In 1996, the Kennedy Center Multicultural Children's Book Festival began as a collaboration between the Kennedy Center and Toni Trent Parker, president and co-founder of the children's book service Black Books Galore! (BBG!) who later launched Kids Cultural Books (KCB), a non-profit organization, in 1998. The original book service began 15 years ago when three African American mothers who were frustrated by the lack of children's books featuring African American themes, came together to create BBG! The company has been recognized as Parenting Leaders in Parenting Magazine (March 1998) and has been featured in articles in the New York Times and American Visions, among others, as well as on television and radio. Now produced by the Kennedy Center, the book festival has grown to include books and authors representing a wide array of cultures and experiences. Each year, thousands and thousands of young people and their parents have the opportunity to attend readings by leading authors and performances by arts organizations, and peruse hundreds and hundreds of books that reflect various cultures and themes from throughout the world. Since its inception, the festival has brought dozens of renowned authors, illustrators, and special guests to the Kennedy Center, including Pat Cummings, Nikki Giovanni, Nikki Grimes, Karen Katz, E.B. Lewis, Cedella Marley, Walter Dean Myers, Alma Powell, Laurence Yep, Spike Lee, and more. Being situated in Washington, DC, the festival has been a showcase for the abundance of local talent and creativity with Jabari Asim, Lulu Delacre, Edwin Fontánez, Eloise Greenfield, and others making regular appearances. In addition, the festival enjoys the continued support of the Community Advisory Board of the Kennedy Center which has served as advocate for the project in the local diverse communities. By supporting this book festival that represents many cultures in children's literature, the festival remains committed to the vision and spirit of its-cofounder Toni Trent Parker. Upon the festival's 10th anniversary, the reading series was named the Toni Trent Parker Reading Series in Parker's memory and in honor of her dedication to literacy and education.

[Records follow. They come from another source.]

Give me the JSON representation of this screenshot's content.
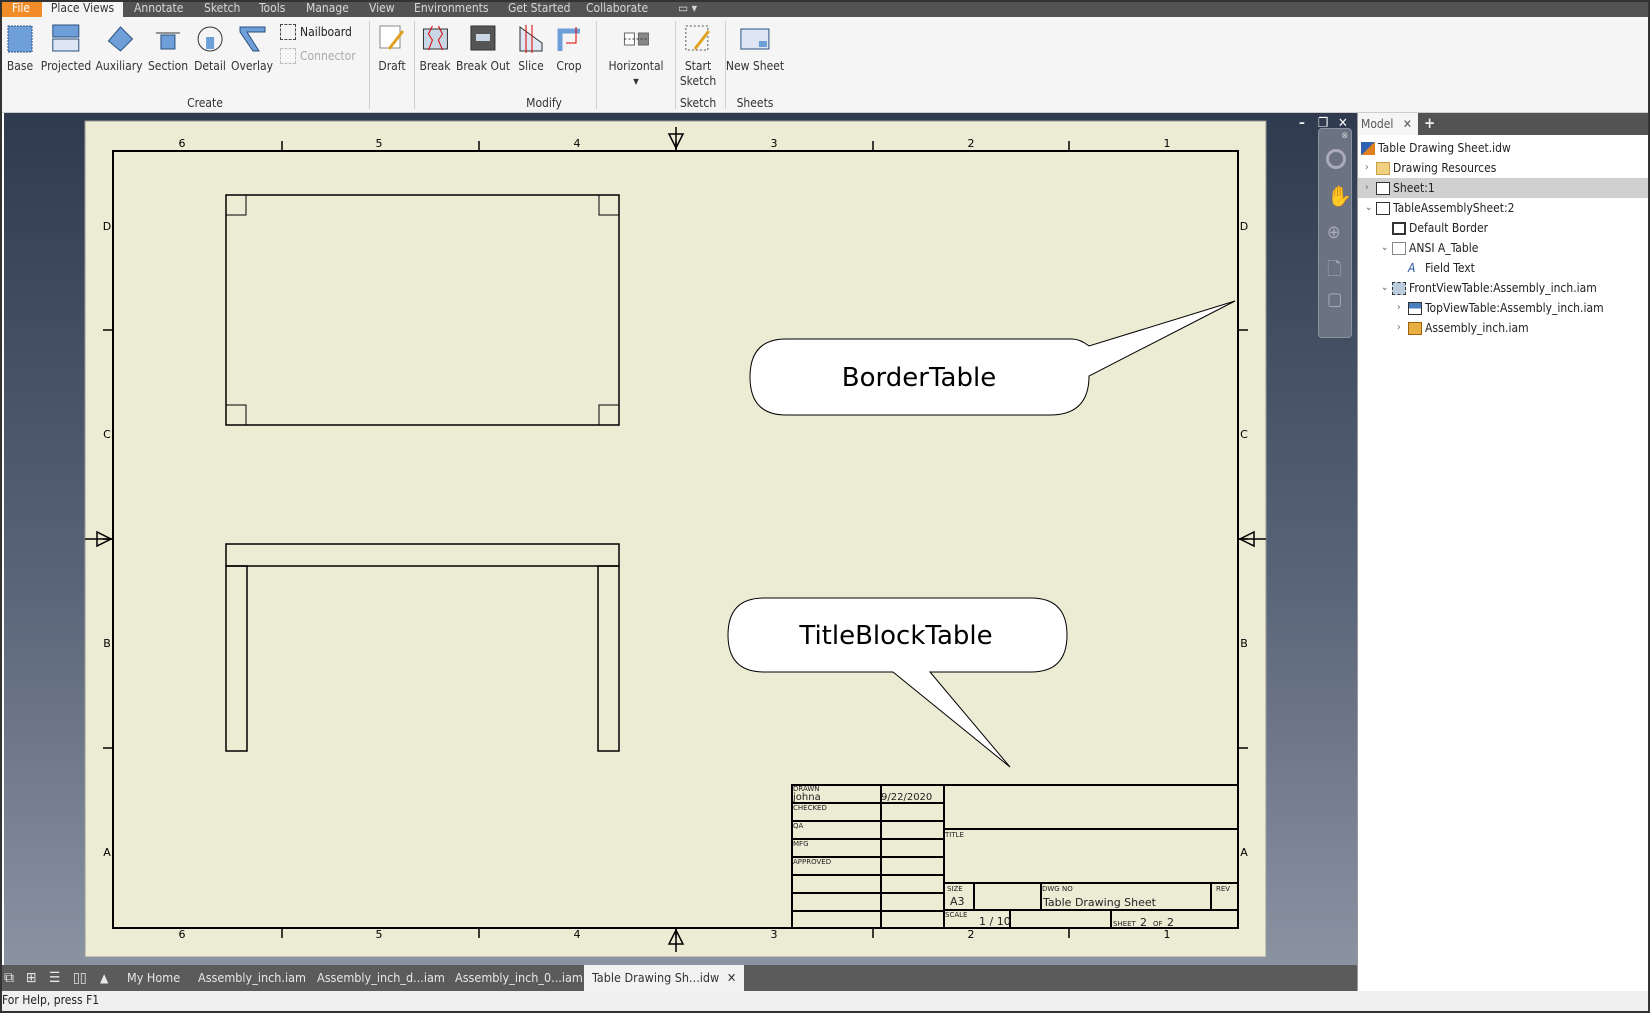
{
  "ribbon": {
    "tabs": [
      "File",
      "Place Views",
      "Annotate",
      "Sketch",
      "Tools",
      "Manage",
      "View",
      "Environments",
      "Get Started",
      "Collaborate"
    ],
    "active_tab": "Place Views",
    "buttons": {
      "base": "Base",
      "projected": "Projected",
      "auxiliary": "Auxiliary",
      "section": "Section",
      "detail": "Detail",
      "overlay": "Overlay",
      "nailboard": "Nailboard",
      "connector": "Connector",
      "draft": "Draft",
      "break": "Break",
      "break_out": "Break Out",
      "slice": "Slice",
      "crop": "Crop",
      "horizontal": "Horizontal",
      "start_sketch_1": "Start",
      "start_sketch_2": "Sketch",
      "new_sheet": "New Sheet"
    },
    "groups": {
      "create": "Create",
      "modify": "Modify",
      "sketch": "Sketch",
      "sheets": "Sheets"
    }
  },
  "sheet": {
    "zones_cols": [
      "6",
      "5",
      "4",
      "3",
      "2",
      "1"
    ],
    "zones_rows": [
      "D",
      "C",
      "B",
      "A"
    ],
    "callouts": {
      "border": "BorderTable",
      "titleblock": "TitleBlockTable"
    },
    "title_block": {
      "drawn_label": "DRAWN",
      "drawn_by": "johna",
      "drawn_date": "9/22/2020",
      "checked_label": "CHECKED",
      "qa_label": "QA",
      "mfg_label": "MFG",
      "approved_label": "APPROVED",
      "title_label": "TITLE",
      "size_label": "SIZE",
      "size": "A3",
      "dwg_no_label": "DWG NO",
      "dwg_no": "Table Drawing Sheet",
      "rev_label": "REV",
      "scale_label": "SCALE",
      "scale": "1 / 10",
      "sheet_label": "SHEET",
      "sheet_num": "2",
      "of_label": "OF",
      "sheet_total": "2"
    },
    "background": "#ecebd4"
  },
  "browser": {
    "tab": "Model",
    "add": "+",
    "items": [
      {
        "label": "Table Drawing Sheet.idw",
        "icon": "drawing-file-icon"
      },
      {
        "label": "Drawing Resources",
        "icon": "folder-icon"
      },
      {
        "label": "Sheet:1",
        "icon": "sheet-icon",
        "selected": true
      },
      {
        "label": "TableAssemblySheet:2",
        "icon": "sheet-icon"
      },
      {
        "label": "Default Border",
        "icon": "border-icon"
      },
      {
        "label": "ANSI A_Table",
        "icon": "title-block-icon"
      },
      {
        "label": "Field Text",
        "icon": "field-text-icon"
      },
      {
        "label": "FrontViewTable:Assembly_inch.iam",
        "icon": "base-view-icon"
      },
      {
        "label": "TopViewTable:Assembly_inch.iam",
        "icon": "projected-view-icon"
      },
      {
        "label": "Assembly_inch.iam",
        "icon": "assembly-icon"
      }
    ]
  },
  "doc_tabs": [
    "My Home",
    "Assembly_inch.iam",
    "Assembly_inch_d...iam",
    "Assembly_inch_0...iam",
    "Table Drawing Sh...idw"
  ],
  "active_doc": "Table Drawing Sh...idw",
  "status": "For Help, press F1"
}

About Toni Trent Parker (1947-2005)

Black Books Galore! and Kids Cultural Books founder Toni Trent Parker was a pivotal figure in the world of children's literature. Her 1998 paperback, Black Books Galore! Guide to Great African American Children's Books (John Wiley & Sons), is a comprehensive guide for parents and educators. Featuring annotations on 500 books and references to more than 200 others, it was the most complete in the field. Also in 1998, Parker launched Kids Cultural Books, a non-profit organization created to organize African American and Multicultural Children's Book Festivals with the purpose of promoting literacy, encouraging reading, and providing communities with the rich resources of African American and other ethnic children's literature. Through the book festivals, produced in cities around the country, Kids Cultural Books has reached thousands, introducing them to countless books and to those who create them. Parker's other titles include three more in the Black Books Galore! series: …Guide to Great African American Children's Books About Boys (2000), …Books About Girls (2000), and …More Great African American Children's Books (2001). Hugs and Hearts, Painted Eggs and Chocolate Bunnies, Sweets and Treats; Snowflake Kisses and Gingerbread Smiles, and Being Me: A Keepsake Scrapbook for African American Girls were all published in 2002. Her last book, Sienna's Scrapbook: Our African American Heritage Trip, was released in September 2005 by Chronicle Books.

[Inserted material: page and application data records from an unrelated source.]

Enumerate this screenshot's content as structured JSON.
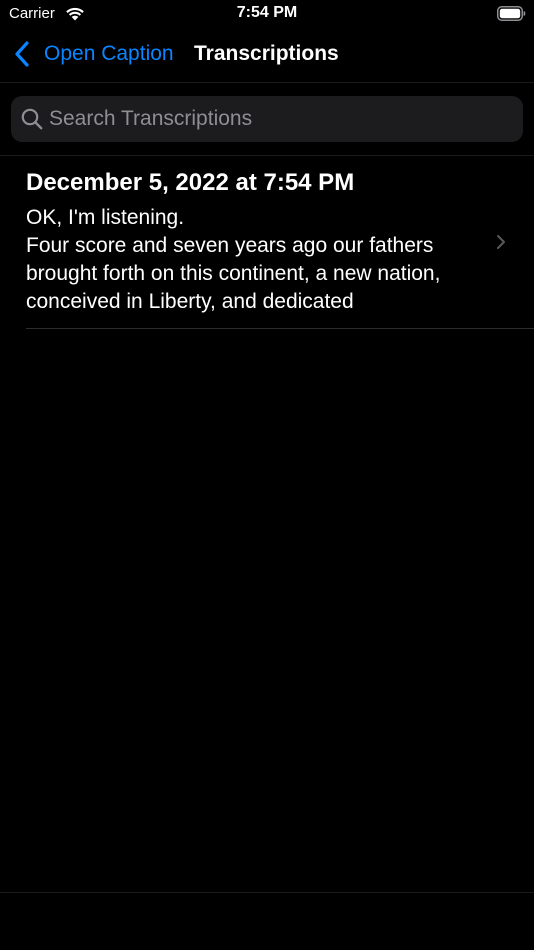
{
  "status_bar": {
    "carrier": "Carrier",
    "time": "7:54 PM"
  },
  "nav": {
    "back_label": "Open Caption",
    "title": "Transcriptions"
  },
  "search": {
    "placeholder": "Search Transcriptions",
    "value": ""
  },
  "transcriptions": [
    {
      "date": "December 5, 2022 at 7:54 PM",
      "preview": "OK, I'm listening.\nFour score and seven years ago our fathers brought forth on this continent, a new nation, conceived in Liberty, and dedicated"
    }
  ],
  "colors": {
    "background": "#000000",
    "accent": "#0a84ff",
    "search_background": "#1c1c1e",
    "placeholder": "#8e8e93"
  },
  "icons": {
    "wifi": "wifi-icon",
    "battery": "battery-icon",
    "back": "chevron-left-icon",
    "search": "magnifying-glass-icon",
    "disclosure": "chevron-right-icon"
  }
}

The Kennedy Center Education Department

For more than 35 years, the Kennedy Center has provided arts and arts education experiences for students, teachers, families, and the general public in the Washington D.C. metropolitan community and throughout the nation. Currently the Kennedy Center Education Department's programs serve directly more than 11 million people. This impact has been accomplished through the initiatives, projects, and programs summarized below.

The initiatives, projects, and programs for Education at the Kennedy Center focuses around the statement that “Everyone can have high-quality, meaningful involvement with the performing arts by:

  1. Learning about the arts
  2. Creating art
  3. Engaging with artists
  4. Attending performances